Among the countless things we find to worry about during our lives, one of the most nagging is about what will happen to the wealth we have accumulated when we die. Jonathan Fry looks at the advantages and pitfalls of making a will
It is not only the super-rich who have cause to lose sleep as realisation of their mortality dawns. Anybody with their own house and a few quid in the bank should be concerned about what happens to all they have worked for when they die.
The answer, we are told, is to make a will. If it is properly crafted, such a document can help to alleviate the impact of or totally avoid paying Inheritance Tax, it can speed up the legal settlement of an estate and, most importantly, it can help to ensure that those you want to benefit from what you leave behind will do so.
This assumes that your will is properly and responsibly drawn up. Unfortunately, thats not always the case because the business of writing wills is totally unregulated. Anybody can do it.
And it is this lack of regulation that has seen charlatans and criminals set themselves up as wills practitioners with one aim - not to ensure that the proceeds of your estate go to the
people of your choosing, but all-too-often to themselves.
The problem was highlighted in a recent BBC Panorma expose of conmen, which told of several victims who were either charged exorbitant fees for making a will or, worse still, found that the proceeds of their estates were diverted into the coffers of the crooks.
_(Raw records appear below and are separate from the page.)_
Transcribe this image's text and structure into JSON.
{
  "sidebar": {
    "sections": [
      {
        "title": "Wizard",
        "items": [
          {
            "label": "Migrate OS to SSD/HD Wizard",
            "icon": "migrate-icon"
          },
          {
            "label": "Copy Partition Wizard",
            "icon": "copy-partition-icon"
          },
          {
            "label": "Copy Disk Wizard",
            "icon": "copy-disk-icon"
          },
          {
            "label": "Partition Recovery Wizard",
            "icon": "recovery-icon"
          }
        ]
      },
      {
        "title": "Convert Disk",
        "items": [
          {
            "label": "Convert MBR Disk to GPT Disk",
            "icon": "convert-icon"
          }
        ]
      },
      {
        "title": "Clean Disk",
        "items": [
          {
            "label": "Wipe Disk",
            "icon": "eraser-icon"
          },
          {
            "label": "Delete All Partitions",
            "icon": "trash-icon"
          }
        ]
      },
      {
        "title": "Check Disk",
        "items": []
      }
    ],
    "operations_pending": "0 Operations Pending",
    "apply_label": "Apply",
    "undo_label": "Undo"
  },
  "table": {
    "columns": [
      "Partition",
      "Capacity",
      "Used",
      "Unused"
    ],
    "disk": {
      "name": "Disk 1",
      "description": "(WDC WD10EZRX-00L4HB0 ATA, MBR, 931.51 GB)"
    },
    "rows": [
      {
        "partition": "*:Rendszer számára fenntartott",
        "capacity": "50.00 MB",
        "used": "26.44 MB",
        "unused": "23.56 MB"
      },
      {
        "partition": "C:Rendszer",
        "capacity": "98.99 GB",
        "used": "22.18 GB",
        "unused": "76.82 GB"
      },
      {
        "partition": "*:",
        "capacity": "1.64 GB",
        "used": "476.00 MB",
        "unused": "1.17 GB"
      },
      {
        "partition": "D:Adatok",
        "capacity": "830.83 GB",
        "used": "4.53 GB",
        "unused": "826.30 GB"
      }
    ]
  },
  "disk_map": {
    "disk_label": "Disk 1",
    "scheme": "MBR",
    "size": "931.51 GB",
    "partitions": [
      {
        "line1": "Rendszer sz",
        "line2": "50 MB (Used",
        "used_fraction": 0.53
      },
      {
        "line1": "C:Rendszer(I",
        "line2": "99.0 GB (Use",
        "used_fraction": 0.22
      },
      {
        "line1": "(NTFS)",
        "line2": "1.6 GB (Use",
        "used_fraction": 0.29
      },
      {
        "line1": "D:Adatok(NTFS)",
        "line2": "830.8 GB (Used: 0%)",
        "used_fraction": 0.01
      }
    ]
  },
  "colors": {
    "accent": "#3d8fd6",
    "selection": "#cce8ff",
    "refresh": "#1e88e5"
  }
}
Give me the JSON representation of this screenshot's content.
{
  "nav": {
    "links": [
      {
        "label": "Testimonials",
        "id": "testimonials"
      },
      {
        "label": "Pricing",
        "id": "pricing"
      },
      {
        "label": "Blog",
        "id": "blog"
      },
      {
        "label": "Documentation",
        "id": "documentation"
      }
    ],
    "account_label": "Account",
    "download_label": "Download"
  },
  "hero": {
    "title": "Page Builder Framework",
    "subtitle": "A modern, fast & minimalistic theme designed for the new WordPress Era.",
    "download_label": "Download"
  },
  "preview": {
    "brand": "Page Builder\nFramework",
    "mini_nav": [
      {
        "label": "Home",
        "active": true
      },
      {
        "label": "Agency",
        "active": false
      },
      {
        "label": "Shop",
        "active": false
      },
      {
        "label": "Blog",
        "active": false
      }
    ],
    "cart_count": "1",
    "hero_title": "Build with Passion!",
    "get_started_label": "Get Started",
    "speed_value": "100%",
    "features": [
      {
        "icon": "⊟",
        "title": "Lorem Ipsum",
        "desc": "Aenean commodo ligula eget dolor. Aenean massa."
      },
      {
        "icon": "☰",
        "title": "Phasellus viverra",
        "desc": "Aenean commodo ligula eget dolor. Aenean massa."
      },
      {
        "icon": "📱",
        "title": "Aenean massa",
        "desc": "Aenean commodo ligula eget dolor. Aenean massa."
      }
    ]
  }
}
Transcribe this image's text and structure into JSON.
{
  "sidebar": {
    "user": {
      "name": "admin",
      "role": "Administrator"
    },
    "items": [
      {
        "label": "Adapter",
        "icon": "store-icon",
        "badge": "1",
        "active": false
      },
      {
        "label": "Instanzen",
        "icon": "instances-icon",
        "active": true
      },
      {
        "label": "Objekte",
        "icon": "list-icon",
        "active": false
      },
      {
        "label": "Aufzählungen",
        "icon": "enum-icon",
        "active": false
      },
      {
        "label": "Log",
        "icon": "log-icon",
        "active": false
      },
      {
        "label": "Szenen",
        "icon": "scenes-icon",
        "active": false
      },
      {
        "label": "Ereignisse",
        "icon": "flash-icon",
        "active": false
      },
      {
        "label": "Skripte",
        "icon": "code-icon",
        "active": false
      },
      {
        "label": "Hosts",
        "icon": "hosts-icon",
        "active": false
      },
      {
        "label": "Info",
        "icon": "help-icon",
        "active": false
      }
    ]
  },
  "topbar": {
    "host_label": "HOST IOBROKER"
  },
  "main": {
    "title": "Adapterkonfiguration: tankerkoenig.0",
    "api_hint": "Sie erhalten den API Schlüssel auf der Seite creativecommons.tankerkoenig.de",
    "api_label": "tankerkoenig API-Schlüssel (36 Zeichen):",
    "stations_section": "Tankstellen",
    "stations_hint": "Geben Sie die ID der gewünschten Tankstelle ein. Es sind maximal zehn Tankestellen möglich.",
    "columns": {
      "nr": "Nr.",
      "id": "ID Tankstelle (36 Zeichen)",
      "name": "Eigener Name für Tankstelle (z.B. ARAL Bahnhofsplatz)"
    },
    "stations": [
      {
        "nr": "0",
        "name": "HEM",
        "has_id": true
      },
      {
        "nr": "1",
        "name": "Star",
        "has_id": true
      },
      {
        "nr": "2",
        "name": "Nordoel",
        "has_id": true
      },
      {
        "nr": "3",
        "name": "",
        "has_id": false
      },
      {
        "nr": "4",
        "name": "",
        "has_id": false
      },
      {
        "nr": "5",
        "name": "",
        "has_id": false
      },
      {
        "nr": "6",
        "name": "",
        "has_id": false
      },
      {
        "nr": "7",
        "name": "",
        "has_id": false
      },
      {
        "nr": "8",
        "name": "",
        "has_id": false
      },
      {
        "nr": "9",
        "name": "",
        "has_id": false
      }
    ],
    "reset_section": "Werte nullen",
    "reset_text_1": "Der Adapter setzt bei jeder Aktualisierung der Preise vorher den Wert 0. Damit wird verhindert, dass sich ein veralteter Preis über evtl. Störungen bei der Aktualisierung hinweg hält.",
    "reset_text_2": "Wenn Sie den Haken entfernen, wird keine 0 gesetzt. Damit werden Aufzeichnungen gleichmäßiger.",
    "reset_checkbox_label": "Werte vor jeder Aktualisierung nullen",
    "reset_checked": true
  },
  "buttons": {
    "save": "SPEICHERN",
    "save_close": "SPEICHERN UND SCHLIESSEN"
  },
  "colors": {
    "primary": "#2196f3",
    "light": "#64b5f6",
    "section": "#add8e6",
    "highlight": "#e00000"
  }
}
The Legal Services Board (LSB), which overseas the regulation of solicitors and barristers who are authorised to undertake reserved legal activities, is carrying out a review to decide whether or not will writing should be classified as a reserved activity, meaning that only licensed practitioners, such as lawyers, can do it.
There are compelling reasons for the law to be changed in order to bring this hugely important area of financial and inheritance planning within the control of the regulator, whether it be the LSB through the Law Society or Bar Council, or even the Financial Services Authority, which overseas wealth preservation specialists such as myself, financial advisors and banks.
With regard to the writing of wills, there is some concern that regulation would lead to an increase in fees through the dismantling of the open market. However, the benefits of having a solicitor handle are that fees would have to be above board, that the detail of what is actually being bought is understood and that there are no hidden charges, that the will reflects the true wishes of the person making it and that there are no unfair commercial practices, such as pressure selling.
The good news for anybody thinking of making a will is that you dont have to wait for new legislation or regulation to be sure your estate is being properly administered; simply go to a bona-fide solicitor who offers the service and you are already covered.
North East Lifes financial columnist Jonathan Fry can be contacted at jonathanfry plc, Gallowfields House, Fairfield Way, Richmond, North Yorkshire. Telephone 01748 810299 or visit www.jfry.co.uk